Movement and Containment in Texts and Hypertexts
This is just a sample. To put it in context, visit Hypertextual Ultrastructures' home page for an abstract, the full Table of Contents, and a link to
the full text of my dissertation.
OF CONTENTS and TAG CLOUD for
Chapter 5: Collaboration and Control |
Models of Collaborative Authorship
It's not enough to say that hypertextual authorship is collaborative. Collaboration can take many forms. In the table below, I identify fifteen models of collaboration; I suspect that there are many others.
Directions of Movement
Wiki pages typically provide public, detailed descriptions of when, how, and by whom they are changed. Change can be expansive, with many contributions adding to the text. Change can be destructive: a contribution can consist of simply wiping out a previous contribution. Change can be restorative: a contribution can consist of simply returning the text to an earlier state.
Here are two views of change to one Wikipedia page explaining the idea of "Namespace":
In these illustrations, I am one of the contributors to the text: "Scribionics", the name of my freelance writing company, is also my account name in Wikipedia. However, unlike many cases in which sub-surface information is available only to the privileged, being one of the contributors to the text does not give me any additional information about its history.
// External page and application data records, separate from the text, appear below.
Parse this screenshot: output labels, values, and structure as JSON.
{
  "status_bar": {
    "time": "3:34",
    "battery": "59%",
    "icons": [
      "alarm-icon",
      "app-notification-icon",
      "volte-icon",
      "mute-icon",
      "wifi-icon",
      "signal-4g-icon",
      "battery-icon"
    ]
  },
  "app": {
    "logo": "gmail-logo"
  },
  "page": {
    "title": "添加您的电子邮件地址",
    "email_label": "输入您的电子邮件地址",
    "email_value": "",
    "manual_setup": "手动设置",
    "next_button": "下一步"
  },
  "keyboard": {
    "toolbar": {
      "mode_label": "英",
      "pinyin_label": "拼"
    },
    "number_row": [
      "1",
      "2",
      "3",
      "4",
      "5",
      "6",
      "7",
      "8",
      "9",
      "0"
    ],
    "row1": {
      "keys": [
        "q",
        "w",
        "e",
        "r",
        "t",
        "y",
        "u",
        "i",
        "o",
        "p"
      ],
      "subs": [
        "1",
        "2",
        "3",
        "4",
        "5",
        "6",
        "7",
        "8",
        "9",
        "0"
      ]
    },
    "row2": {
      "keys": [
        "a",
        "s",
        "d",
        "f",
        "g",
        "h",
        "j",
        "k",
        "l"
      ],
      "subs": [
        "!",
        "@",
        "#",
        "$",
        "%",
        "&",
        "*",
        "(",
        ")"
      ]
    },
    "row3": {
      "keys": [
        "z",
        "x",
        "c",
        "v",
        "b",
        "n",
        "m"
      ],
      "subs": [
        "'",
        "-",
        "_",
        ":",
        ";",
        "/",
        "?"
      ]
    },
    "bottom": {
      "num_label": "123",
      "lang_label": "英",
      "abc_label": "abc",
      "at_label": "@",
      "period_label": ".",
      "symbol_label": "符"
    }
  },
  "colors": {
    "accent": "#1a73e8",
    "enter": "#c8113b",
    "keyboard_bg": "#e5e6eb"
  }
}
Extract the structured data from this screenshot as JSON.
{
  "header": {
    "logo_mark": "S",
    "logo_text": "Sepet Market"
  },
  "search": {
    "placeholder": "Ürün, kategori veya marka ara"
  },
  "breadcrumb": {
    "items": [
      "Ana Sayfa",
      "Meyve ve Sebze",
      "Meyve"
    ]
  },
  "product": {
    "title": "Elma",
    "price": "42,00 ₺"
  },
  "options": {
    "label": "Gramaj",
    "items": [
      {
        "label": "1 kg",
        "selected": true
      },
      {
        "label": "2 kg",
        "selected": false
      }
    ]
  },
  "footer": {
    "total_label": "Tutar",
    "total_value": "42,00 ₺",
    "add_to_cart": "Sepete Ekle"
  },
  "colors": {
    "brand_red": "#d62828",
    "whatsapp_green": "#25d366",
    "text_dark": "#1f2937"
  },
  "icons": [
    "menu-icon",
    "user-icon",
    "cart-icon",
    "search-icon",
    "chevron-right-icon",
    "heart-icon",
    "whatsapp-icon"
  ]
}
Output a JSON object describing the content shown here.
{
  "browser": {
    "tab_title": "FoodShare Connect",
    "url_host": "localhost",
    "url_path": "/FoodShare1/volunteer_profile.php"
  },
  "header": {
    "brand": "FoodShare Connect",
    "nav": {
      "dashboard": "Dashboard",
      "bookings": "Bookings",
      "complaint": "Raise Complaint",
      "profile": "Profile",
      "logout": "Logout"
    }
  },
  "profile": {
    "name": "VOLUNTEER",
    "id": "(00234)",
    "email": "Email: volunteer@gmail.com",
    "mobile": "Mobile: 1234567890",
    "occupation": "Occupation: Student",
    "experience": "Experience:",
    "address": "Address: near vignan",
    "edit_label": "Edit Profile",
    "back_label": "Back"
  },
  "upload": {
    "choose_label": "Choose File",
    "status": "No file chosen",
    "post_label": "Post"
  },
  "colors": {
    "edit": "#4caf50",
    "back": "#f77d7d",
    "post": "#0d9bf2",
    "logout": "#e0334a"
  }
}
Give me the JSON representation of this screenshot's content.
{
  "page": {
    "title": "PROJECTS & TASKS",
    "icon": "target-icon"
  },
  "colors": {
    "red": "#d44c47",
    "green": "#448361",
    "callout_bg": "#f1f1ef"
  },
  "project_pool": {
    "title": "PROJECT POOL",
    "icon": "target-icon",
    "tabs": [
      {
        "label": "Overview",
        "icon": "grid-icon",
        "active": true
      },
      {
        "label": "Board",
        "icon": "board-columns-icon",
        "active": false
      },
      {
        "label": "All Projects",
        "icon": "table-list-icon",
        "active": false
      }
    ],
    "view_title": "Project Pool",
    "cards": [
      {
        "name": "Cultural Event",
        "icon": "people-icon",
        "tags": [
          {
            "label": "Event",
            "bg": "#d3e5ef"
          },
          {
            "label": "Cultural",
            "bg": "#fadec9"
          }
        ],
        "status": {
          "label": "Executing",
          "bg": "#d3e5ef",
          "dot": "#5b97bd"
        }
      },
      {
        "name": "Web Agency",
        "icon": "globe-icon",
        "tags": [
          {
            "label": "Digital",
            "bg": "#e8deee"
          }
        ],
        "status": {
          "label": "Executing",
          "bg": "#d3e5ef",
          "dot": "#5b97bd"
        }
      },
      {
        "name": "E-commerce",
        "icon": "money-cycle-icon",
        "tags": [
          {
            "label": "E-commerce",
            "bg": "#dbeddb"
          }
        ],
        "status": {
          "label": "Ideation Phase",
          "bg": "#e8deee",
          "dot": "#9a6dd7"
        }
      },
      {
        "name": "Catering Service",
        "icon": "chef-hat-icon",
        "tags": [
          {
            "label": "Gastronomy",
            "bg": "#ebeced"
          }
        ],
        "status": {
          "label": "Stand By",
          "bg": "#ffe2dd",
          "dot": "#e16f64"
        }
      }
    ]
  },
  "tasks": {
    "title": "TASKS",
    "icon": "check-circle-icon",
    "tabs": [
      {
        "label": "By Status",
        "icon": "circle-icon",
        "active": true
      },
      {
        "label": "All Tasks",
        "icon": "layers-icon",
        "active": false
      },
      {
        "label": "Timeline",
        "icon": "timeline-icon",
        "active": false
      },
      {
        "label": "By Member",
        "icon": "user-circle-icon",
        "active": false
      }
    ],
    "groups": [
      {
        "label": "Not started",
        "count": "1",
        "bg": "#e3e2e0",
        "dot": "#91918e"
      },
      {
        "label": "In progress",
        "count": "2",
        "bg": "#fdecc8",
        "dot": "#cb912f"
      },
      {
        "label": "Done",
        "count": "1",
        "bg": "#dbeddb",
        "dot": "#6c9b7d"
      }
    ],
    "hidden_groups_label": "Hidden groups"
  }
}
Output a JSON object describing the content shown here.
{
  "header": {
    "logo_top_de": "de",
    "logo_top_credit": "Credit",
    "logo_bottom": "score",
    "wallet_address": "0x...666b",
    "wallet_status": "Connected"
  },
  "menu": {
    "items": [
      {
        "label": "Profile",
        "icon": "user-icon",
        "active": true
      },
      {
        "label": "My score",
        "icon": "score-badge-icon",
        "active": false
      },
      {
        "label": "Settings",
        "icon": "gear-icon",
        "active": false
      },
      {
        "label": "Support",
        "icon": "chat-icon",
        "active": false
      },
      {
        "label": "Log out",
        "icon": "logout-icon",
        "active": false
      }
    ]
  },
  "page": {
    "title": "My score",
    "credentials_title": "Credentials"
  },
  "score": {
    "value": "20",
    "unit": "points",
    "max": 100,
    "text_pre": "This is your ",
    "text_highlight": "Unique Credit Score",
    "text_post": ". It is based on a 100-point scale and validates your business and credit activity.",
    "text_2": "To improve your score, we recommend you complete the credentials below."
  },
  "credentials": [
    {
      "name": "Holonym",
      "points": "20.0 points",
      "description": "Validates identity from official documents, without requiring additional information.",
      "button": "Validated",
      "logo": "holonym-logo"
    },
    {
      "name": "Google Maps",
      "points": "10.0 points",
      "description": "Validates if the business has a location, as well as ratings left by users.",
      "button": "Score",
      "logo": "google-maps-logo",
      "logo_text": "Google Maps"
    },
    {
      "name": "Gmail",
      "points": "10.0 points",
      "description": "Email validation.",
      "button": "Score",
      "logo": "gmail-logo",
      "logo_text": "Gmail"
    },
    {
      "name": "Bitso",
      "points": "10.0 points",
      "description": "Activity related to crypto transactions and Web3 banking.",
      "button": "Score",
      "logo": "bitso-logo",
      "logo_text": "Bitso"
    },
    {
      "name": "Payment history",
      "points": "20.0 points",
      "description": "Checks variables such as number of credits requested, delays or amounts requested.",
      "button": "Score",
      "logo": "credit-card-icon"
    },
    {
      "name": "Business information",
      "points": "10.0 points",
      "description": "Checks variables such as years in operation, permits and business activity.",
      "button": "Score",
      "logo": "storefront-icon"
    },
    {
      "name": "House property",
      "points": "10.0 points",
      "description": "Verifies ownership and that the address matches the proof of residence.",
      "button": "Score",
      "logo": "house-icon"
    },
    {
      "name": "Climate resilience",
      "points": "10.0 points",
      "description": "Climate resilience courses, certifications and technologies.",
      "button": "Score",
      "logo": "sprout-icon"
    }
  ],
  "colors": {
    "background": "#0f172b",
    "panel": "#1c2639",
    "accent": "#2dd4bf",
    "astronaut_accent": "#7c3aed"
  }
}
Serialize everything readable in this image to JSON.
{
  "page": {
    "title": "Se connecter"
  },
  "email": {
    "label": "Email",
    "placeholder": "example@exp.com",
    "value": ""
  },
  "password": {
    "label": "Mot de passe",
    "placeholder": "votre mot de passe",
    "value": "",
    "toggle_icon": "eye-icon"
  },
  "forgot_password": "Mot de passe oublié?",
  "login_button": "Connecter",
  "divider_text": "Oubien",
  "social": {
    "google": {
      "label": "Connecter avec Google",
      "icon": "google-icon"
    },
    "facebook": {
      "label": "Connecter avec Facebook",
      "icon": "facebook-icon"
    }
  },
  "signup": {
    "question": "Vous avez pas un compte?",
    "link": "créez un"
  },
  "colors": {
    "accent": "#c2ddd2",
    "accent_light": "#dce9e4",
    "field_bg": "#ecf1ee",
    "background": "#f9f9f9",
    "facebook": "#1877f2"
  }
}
I have no insight at all as to contributors' motivations, either: the page evolved quietly for a while, with multiple contributors making trivial changes; I made one more trivial change; then the page was set back to its original state, then set back to the state at which I'd left it, then set back to its original state again, then set back to my state again; then it resumed its quiet evolution.